Exasperated eurozone finance ministers are expected to fall in behind Brussels in the row over Italy’s budget on Monday, setting the stage for an unprecedented clash.
Italy’s growth is down, its unemployment up and its debt colossal.
This would already be more than enough to cause deep concern as eurozone finance ministers meet for the first time since Brussels rejected Rome’s 2019 budget. 
But perhaps the most striking threat is not the grim economic data itself, but Rome’s defiant attitude; Italy’s populist government doesn’t seem to want to play by the rules.
‘Everyone is worried,’ a senior European Union official said, as several sources told AFP most of the 19 ministers would back the European Commission’s tough stance. 
Members of the single currency bloc have flouted collective budget guidelines before, but none so ‘openly and consciously’ as the unrepentant populist coalition south of the Alps.
And this unprecedented provocation may draw an unprecedented response. If Prime Minister Giuseppe Conte’s government doesn’t fall into line, it could face huge fines.
‘It would be inevitable,’ a senior European official told AFP.
Italy, and in particular its far-right vice premier Matteo Salvini, is not planning to back down, and seems even to relish the opportunity to thumb its nose at Brussels.
The government – a coalition of Salvini’s League and the anti-establishment Five Star Movement – plans to run a public deficit of 2.4 percent of GDP – three times the target of its centre-left predecessor.
On October 23, the EU Commission sent Rome a letter rejecting the budget – a historic first, even if Italy is far from the first country to break the rules of the eurozone. 

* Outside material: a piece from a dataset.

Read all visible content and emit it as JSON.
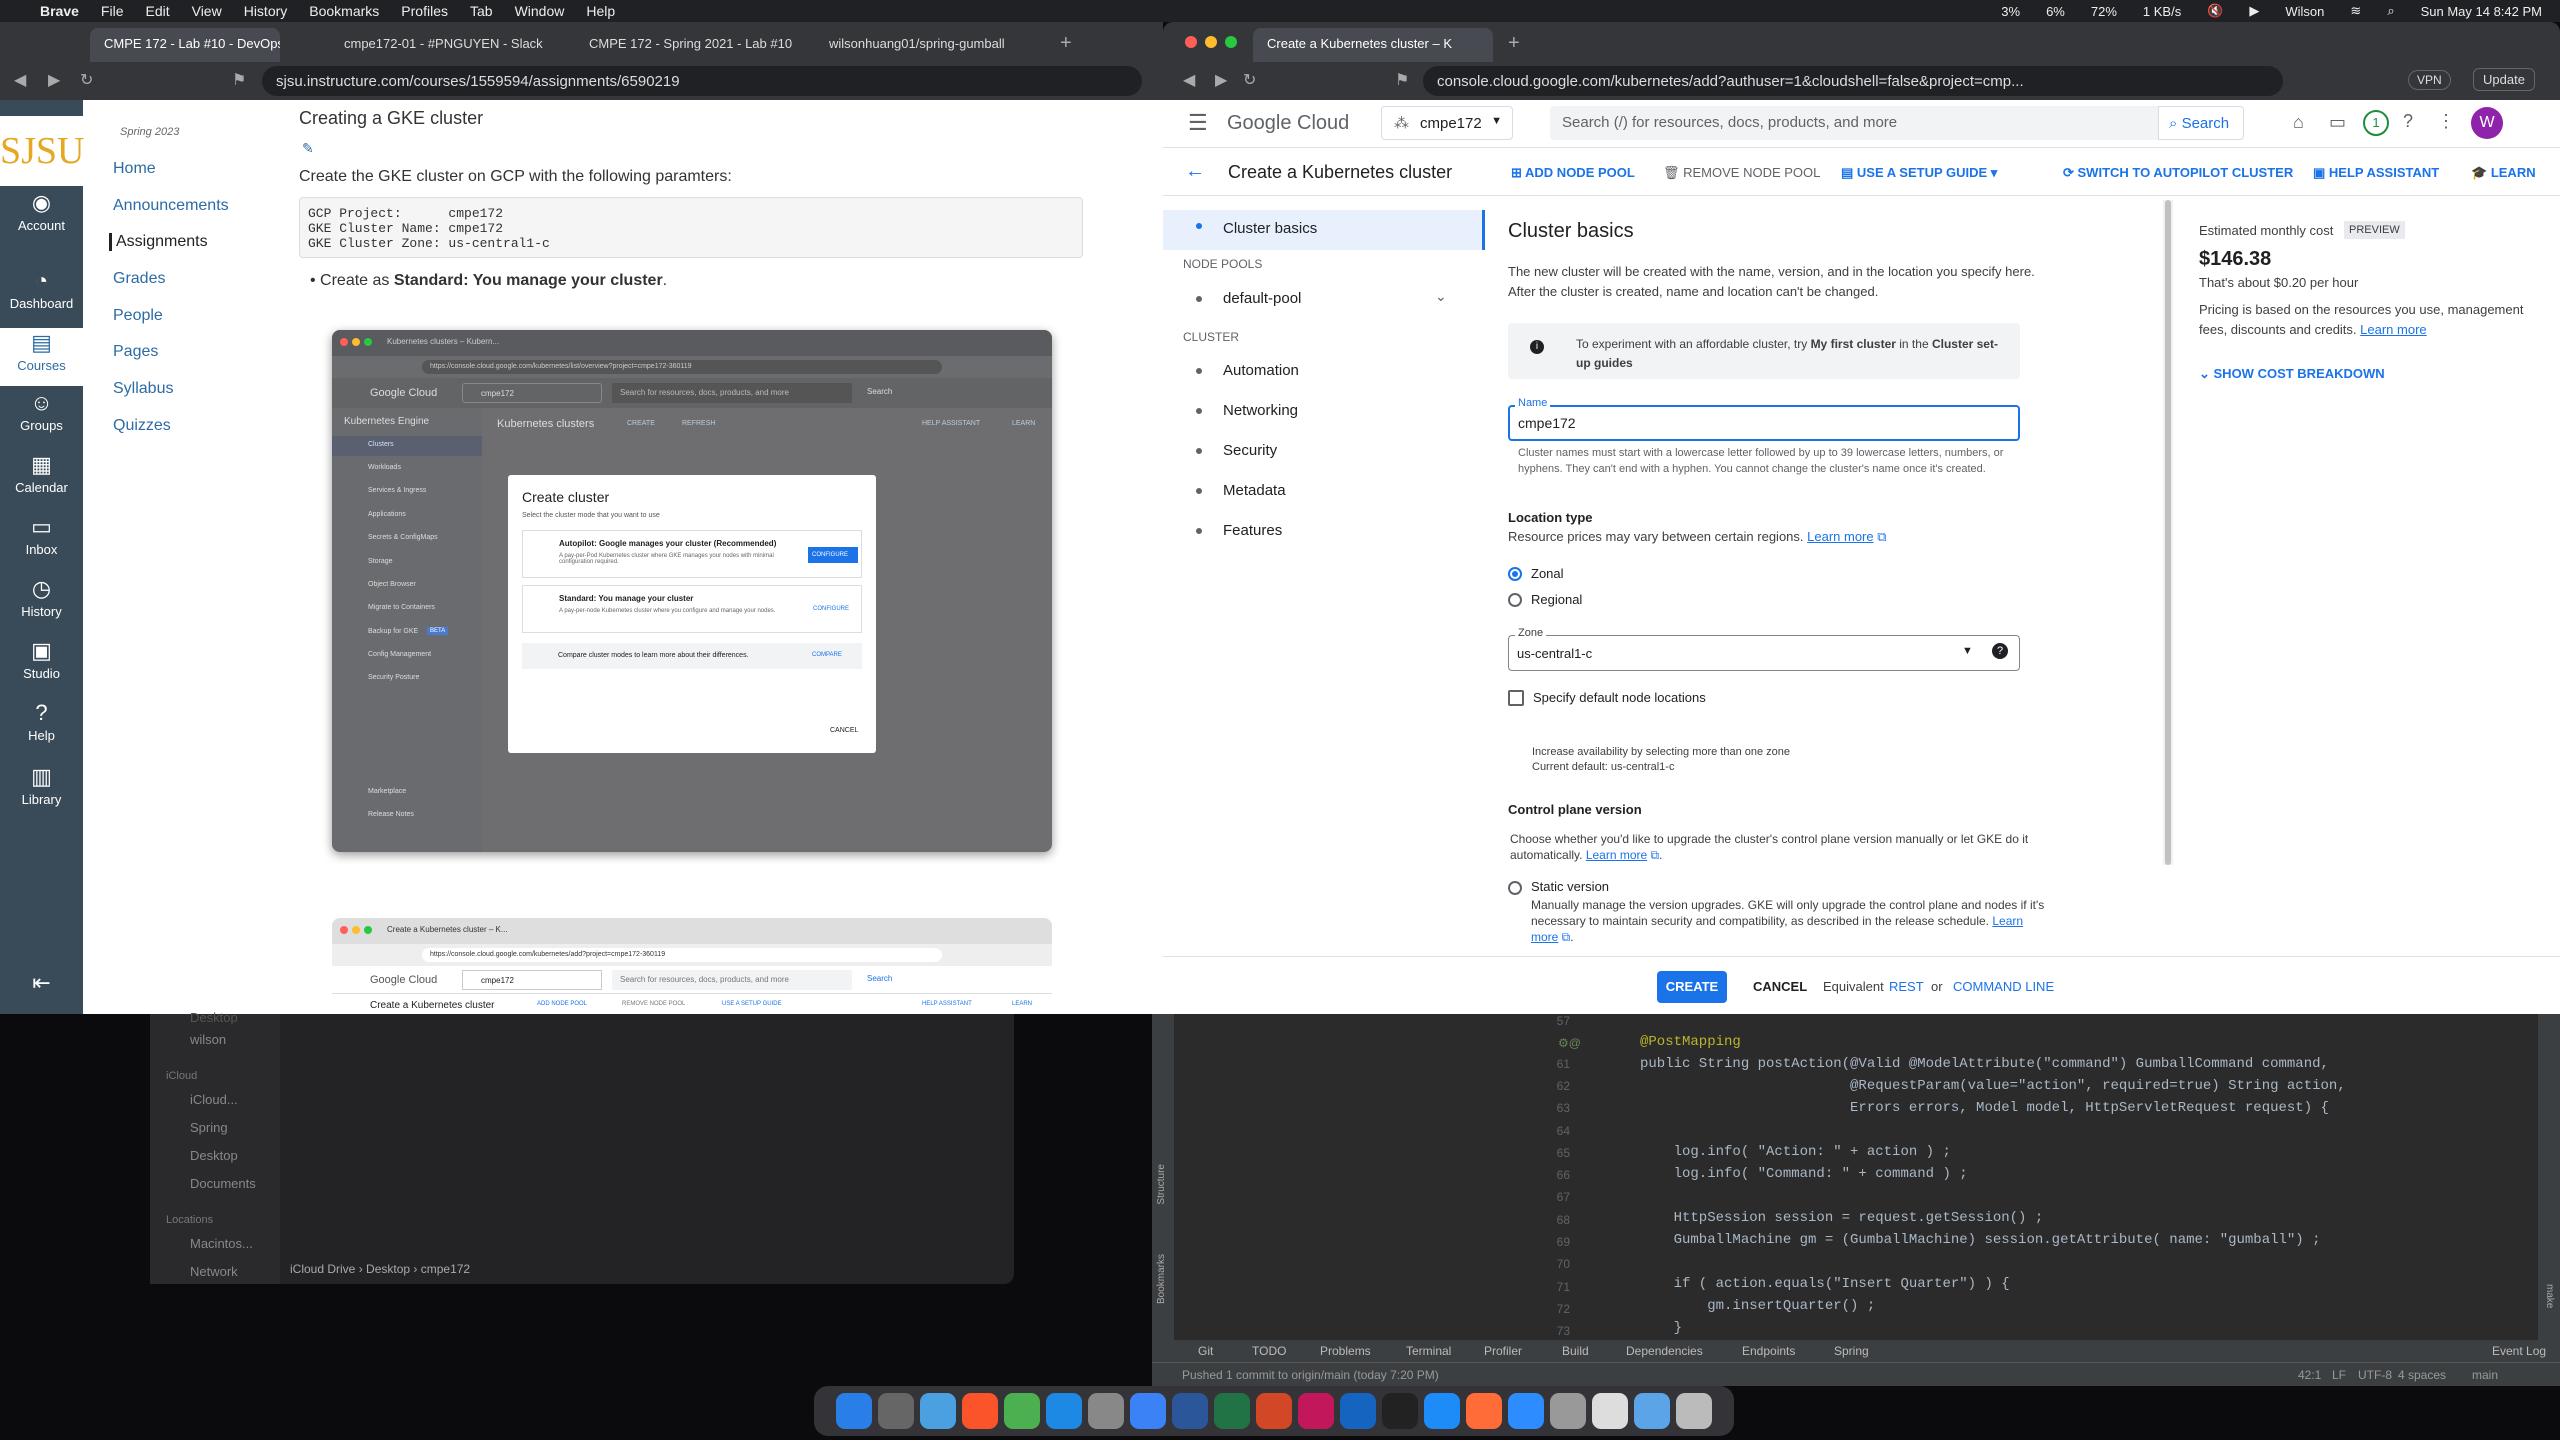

Italy has until November 13 to submit a revised budget, and President Sergio Mattarella has promised a ‘constructive dialogue’ with Europe’s institutions.
But Salvini’s response was stark: ‘No little letter will make us back down. Italy will never kneel again.’ 
Brussels might have had more sympathy for Rome’s decision to increase spending if the underlying economic situation had promised better times ahead.
But Italy’s jobless rate is more than 10 percent, way above the eurozone average, and growth in the third quarter of this year ground to a halt at a stagnant zero percent.
The coalition’s 2019 budget is based on the country experiencing an annual growth of 1.5 percent – a figure considered optimistic by the IMF, which has forecast only one percent.
Watching the spread
Conte insists the low growth rate is all the more reason to kickstart the economy through a spending spree, but Brussels fears the rising deficit could lead to a new debt crisis.
Italy already owes 2.3 trillion euros ($2.6 trillion), a sum equivalent to 131 percent of its GDP, and even if Brussels blinks and fails to punish Rome, the markets surely will. 
Rating agency Moody’s has already downgraded Italian debt, and Standard & Poor’s has dropped its outlook from stable to negative.
The governor of the Italian central bank, Ignazio Visco, has expressed concern that borrowing rates will have to rise and political experts warn the coalition could come under pressure from League voters.
The much watched ‘spread’ – the gap between German and Italian bond yields – has grown to around 300 basis points, up from around 130 in the first quarter of 2018.
The situation is reminiscent of the Greek debt crisis, except with Italy’s much bigger and more central eurozone economy at the heart of the storm, making a bailout difficult. 
‘Italy could be the next country to need the European Stability Mechanism,’ a senior EU official told AFP, referring to the eurozone’s crisis firewall. ‘It’s hypothetical at this stage, but the risk is real.’